“Their risk assessment of their current situation has escalated, which to be honest I think is actually an appropriate response,” she said.
We know that the risk of blood clots from an AstraZeneca vaccine is incredibly low. We also know that the vaccine can cause this rare side effect and that anyone getting the vaccine will be monitored and receive rapid treatment. This means not only is the risk minuscule, but it’s also further mitigated by our updated understanding of the vaccine.
The UK, now fast approaching 90% first-dose vaccination of its adult population, has almost exclusively used the AstraZeneca vaccine. This is because, while there are some risks, the risks of getting COVID in the UK have historically been much higher.
While our own risk of getting COVID has been a lot lower—and remains relatively low—the balance of risk on those scales has shifted somewhat to where it’s now a smarter idea on the basis of probability to get the vaccine.
The benefits of AstraZeneca
According to ATAGI, even a single dose of either vaccine provides “substantial protection” against hospitalisation from COVID while also reducing transmission by “around half.”
If you have a single dose of the vaccine, you have a 70% lower chance of being hospitalised from COVID. If you have two doses, you have a 95% chance of not even experiencing symptoms from the disease with Pfizer and an 81% chance with AstraZeneca.
That means that not only are you protecting yourself, you’re also protecting your friends, family, and your community.
ATAGI have also noted that the severity of the Delta strain makes the need for getting vaccinated even higher. Delta is a more transmissible and a more dangerous strain than the original SARS-COV-2 virus and the Alpha or UK strain that overwhelmed much of Europe.
The recommended time between doses has also changed. ATAGI now recommend an interval of 4-8 weeks between doses, down from the regular 12 that they had previously advised. This is so more people can achieve maximum immunity more quickly.
What are the risks?
The first thing you need to do when considering a vaccine is to speak to your GP. They will be able to advise on your individual risk profile based on previous or ongoing health conditions.
They will then be able to let you know when and where you can get a vaccine at your earliest convenience.

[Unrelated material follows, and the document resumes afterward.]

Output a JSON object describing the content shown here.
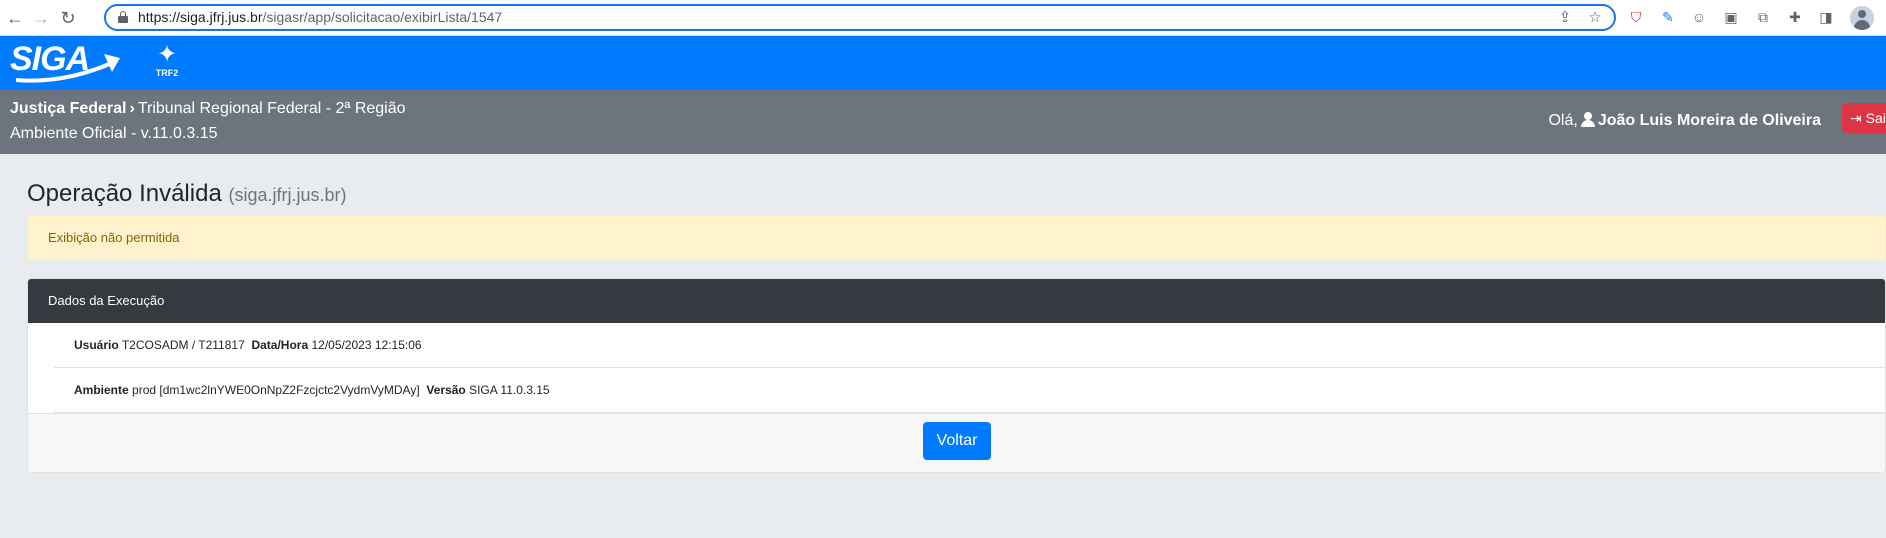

More community pharmacies and mass vaccination hubs are opening up and ready to vaccinate each week and even if you’ve already tried to get a vaccine and nothing was available, it’s worth checking back regularly to see if that has changed.
ATAGI want people to be aware of the risks of AstraZeneca. An information release from the government’s immunisation advice group states that there is a link between the AstraZeneca COVID-19 vaccine and a rare condition called thrombosis with thrombocytopenia syndrome (TTS).
It’s a condition that appears to be more common in younger adults, hence why they were initially reluctant to include younger people in the AstraZeneca rollout.
The condition causes ‘thrombosis’ or blood clotting and ‘thrombocytopenia’ which is low blood platelet counts. It is different from general clotting disorders such as deep vein thrombosis or pulmonary embolism. TTS can occur in different parts of the body, including the brain and in the abdomen.
The condition occurs around 4 to 42 days after vaccination with COVID-19 Vaccine AstraZeneca yet ATAGI say it’s rare and affects 1-2 people per 100,000, although this is thought to be higher for people under the age of 60.
In May, we had given out 2.1 million doses of the AstraZeneca vaccine and only 24 cases of TTS had been reported. Only one of those 24 TTS cases were fatal.
ATAGI definitively say that the benefits of AstraZeneca outweigh the risks. If you’ve yet to get a vaccine, speak with your GP and think about the benefits that getting vaccinated would bring you and those around you.
Australians aren’t usually people to shy away from risks. We live in a country with 21 of the world’s 25 most deadly snakes and hardly ever think about it. We get in the water as frequently as we can even though we know there is a chance of being eaten or stung by something lethal. It’s all part and parcel of the Aussie experience and so too should getting vaccinated.